**** DATA SUPPLIED ****
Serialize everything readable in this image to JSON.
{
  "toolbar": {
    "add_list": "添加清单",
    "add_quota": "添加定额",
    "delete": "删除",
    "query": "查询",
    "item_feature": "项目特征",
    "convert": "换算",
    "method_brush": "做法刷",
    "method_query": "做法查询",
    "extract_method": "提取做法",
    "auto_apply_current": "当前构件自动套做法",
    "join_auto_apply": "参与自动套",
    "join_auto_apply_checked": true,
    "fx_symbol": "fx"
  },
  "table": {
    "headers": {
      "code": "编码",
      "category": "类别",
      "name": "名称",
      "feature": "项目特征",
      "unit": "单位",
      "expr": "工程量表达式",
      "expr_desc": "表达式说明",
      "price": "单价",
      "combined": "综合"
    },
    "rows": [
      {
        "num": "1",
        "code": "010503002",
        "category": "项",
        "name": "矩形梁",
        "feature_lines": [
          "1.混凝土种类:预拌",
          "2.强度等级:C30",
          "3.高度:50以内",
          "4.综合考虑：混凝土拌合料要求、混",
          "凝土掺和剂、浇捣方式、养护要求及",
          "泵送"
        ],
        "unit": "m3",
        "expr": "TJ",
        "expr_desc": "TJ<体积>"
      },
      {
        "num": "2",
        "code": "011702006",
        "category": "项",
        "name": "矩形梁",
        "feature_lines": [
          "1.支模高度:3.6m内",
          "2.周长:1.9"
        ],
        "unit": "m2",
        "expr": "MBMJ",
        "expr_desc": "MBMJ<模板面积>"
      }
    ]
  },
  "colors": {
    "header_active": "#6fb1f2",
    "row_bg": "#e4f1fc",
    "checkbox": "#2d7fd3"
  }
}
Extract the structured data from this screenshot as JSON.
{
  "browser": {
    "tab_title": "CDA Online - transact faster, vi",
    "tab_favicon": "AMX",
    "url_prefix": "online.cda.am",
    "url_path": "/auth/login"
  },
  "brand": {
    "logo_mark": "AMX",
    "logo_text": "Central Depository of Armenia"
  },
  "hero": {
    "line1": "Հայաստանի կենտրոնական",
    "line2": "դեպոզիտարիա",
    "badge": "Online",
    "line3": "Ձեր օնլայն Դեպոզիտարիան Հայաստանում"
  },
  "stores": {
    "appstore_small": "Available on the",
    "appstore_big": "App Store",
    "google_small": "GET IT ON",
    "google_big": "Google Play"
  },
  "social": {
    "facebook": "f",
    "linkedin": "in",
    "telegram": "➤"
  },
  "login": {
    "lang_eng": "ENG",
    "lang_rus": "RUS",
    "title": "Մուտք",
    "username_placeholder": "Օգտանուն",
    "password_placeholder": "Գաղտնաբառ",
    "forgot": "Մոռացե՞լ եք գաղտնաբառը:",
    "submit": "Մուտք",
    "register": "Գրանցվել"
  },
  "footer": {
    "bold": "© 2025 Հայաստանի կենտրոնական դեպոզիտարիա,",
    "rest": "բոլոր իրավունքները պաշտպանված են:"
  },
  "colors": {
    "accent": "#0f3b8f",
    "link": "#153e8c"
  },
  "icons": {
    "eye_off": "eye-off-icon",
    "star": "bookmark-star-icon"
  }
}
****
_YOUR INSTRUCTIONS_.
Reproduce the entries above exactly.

_FINISHED EXERCISE_.
Serialize everything readable in this image to JSON.
{
  "toolbar": {
    "add_list": "添加清单",
    "add_quota": "添加定额",
    "delete": "删除",
    "query": "查询",
    "item_feature": "项目特征",
    "convert": "换算",
    "method_brush": "做法刷",
    "method_query": "做法查询",
    "extract_method": "提取做法",
    "auto_apply_current": "当前构件自动套做法",
    "join_auto_apply": "参与自动套",
    "join_auto_apply_checked": true,
    "fx_symbol": "fx"
  },
  "table": {
    "headers": {
      "code": "编码",
      "category": "类别",
      "name": "名称",
      "feature": "项目特征",
      "unit": "单位",
      "expr": "工程量表达式",
      "expr_desc": "表达式说明",
      "price": "单价",
      "combined": "综合"
    },
    "rows": [
      {
        "num": "1",
        "code": "010503002",
        "category": "项",
        "name": "矩形梁",
        "feature_lines": [
          "1.混凝土种类:预拌",
          "2.强度等级:C30",
          "3.高度:50以内",
          "4.综合考虑：混凝土拌合料要求、混",
          "凝土掺和剂、浇捣方式、养护要求及",
          "泵送"
        ],
        "unit": "m3",
        "expr": "TJ",
        "expr_desc": "TJ<体积>"
      },
      {
        "num": "2",
        "code": "011702006",
        "category": "项",
        "name": "矩形梁",
        "feature_lines": [
          "1.支模高度:3.6m内",
          "2.周长:1.9"
        ],
        "unit": "m2",
        "expr": "MBMJ",
        "expr_desc": "MBMJ<模板面积>"
      }
    ]
  },
  "colors": {
    "header_active": "#6fb1f2",
    "row_bg": "#e4f1fc",
    "checkbox": "#2d7fd3"
  }
}
Extract the structured data from this screenshot as JSON.
{
  "browser": {
    "tab_title": "CDA Online - transact faster, vi",
    "tab_favicon": "AMX",
    "url_prefix": "online.cda.am",
    "url_path": "/auth/login"
  },
  "brand": {
    "logo_mark": "AMX",
    "logo_text": "Central Depository of Armenia"
  },
  "hero": {
    "line1": "Հայաստանի կենտրոնական",
    "line2": "դեպոզիտարիա",
    "badge": "Online",
    "line3": "Ձեր օնլայն Դեպոզիտարիան Հայաստանում"
  },
  "stores": {
    "appstore_small": "Available on the",
    "appstore_big": "App Store",
    "google_small": "GET IT ON",
    "google_big": "Google Play"
  },
  "social": {
    "facebook": "f",
    "linkedin": "in",
    "telegram": "➤"
  },
  "login": {
    "lang_eng": "ENG",
    "lang_rus": "RUS",
    "title": "Մուտք",
    "username_placeholder": "Օգտանուն",
    "password_placeholder": "Գաղտնաբառ",
    "forgot": "Մոռացե՞լ եք գաղտնաբառը:",
    "submit": "Մուտք",
    "register": "Գրանցվել"
  },
  "footer": {
    "bold": "© 2025 Հայաստանի կենտրոնական դեպոզիտարիա,",
    "rest": "բոլոր իրավունքները պաշտպանված են:"
  },
  "colors": {
    "accent": "#0f3b8f",
    "link": "#153e8c"
  },
  "icons": {
    "eye_off": "eye-off-icon",
    "star": "bookmark-star-icon"
  }
}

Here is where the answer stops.